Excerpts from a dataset

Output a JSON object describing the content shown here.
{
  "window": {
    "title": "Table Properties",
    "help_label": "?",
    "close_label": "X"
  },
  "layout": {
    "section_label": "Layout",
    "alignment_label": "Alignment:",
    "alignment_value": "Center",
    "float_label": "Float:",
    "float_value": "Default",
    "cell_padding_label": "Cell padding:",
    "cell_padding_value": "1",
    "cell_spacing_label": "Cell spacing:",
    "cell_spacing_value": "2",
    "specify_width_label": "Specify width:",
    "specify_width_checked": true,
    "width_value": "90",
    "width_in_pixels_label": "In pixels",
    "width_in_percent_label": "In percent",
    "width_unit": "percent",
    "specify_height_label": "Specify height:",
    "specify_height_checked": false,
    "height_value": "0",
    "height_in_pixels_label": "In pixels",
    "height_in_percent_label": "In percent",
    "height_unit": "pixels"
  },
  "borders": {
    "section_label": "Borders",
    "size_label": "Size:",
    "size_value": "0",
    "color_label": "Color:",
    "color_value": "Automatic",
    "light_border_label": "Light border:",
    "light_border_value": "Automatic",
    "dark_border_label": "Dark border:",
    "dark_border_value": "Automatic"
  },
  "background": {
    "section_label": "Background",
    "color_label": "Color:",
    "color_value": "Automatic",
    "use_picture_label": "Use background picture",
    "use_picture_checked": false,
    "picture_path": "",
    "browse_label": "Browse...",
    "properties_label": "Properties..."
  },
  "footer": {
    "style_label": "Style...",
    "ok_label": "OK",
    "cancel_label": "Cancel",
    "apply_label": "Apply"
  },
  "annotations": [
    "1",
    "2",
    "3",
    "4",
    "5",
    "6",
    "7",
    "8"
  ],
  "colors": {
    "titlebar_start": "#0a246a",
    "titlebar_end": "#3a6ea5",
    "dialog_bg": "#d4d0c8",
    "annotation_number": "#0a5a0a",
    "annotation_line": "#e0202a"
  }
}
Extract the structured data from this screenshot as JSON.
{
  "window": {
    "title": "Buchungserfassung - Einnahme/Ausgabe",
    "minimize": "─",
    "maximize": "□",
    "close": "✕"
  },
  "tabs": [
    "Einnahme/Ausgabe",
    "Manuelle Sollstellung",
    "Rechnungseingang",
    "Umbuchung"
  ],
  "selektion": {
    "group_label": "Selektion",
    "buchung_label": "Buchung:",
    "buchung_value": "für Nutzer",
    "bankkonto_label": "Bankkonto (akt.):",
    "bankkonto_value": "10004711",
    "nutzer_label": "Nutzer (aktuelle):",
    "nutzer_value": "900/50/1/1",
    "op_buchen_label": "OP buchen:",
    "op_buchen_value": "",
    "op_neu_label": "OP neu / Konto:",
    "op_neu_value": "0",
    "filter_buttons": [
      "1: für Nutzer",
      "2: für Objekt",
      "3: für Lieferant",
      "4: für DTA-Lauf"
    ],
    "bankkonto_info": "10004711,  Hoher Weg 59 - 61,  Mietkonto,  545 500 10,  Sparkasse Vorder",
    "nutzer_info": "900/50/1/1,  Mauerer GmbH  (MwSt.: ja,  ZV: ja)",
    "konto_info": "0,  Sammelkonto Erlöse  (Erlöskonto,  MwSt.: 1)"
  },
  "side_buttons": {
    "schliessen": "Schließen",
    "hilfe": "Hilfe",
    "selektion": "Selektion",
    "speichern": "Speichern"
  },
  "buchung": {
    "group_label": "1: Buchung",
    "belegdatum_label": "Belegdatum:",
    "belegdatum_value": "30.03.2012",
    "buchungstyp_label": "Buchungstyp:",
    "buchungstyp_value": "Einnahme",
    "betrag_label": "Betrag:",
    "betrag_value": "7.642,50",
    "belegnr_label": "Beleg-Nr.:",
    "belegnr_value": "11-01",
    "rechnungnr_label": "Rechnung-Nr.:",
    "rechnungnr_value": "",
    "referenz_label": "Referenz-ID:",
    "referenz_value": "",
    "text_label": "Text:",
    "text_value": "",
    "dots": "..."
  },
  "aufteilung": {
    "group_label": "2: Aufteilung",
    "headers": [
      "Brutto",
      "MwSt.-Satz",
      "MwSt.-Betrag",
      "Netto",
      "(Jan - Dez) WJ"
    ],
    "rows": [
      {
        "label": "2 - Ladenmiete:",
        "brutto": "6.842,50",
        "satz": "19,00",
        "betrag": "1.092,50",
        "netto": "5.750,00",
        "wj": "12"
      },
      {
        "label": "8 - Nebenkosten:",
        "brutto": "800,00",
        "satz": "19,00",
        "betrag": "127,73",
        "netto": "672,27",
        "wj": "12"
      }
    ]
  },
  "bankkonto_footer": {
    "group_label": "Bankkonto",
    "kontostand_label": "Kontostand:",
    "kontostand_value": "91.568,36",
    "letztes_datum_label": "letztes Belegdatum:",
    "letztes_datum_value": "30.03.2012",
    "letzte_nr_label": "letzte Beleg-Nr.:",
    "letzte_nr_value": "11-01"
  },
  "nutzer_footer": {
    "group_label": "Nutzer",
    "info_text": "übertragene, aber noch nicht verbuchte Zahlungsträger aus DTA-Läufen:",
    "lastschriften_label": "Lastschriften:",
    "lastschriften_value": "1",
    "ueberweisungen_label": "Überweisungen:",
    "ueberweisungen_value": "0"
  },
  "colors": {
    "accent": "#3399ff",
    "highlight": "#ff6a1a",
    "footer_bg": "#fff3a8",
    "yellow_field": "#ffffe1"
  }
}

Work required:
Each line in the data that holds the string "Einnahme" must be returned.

Result for this exercise:
    "title": "Buchungserfassung - Einnahme/Ausgabe",
    "Einnahme/Ausgabe",
    "buchungstyp_value": "Einnahme",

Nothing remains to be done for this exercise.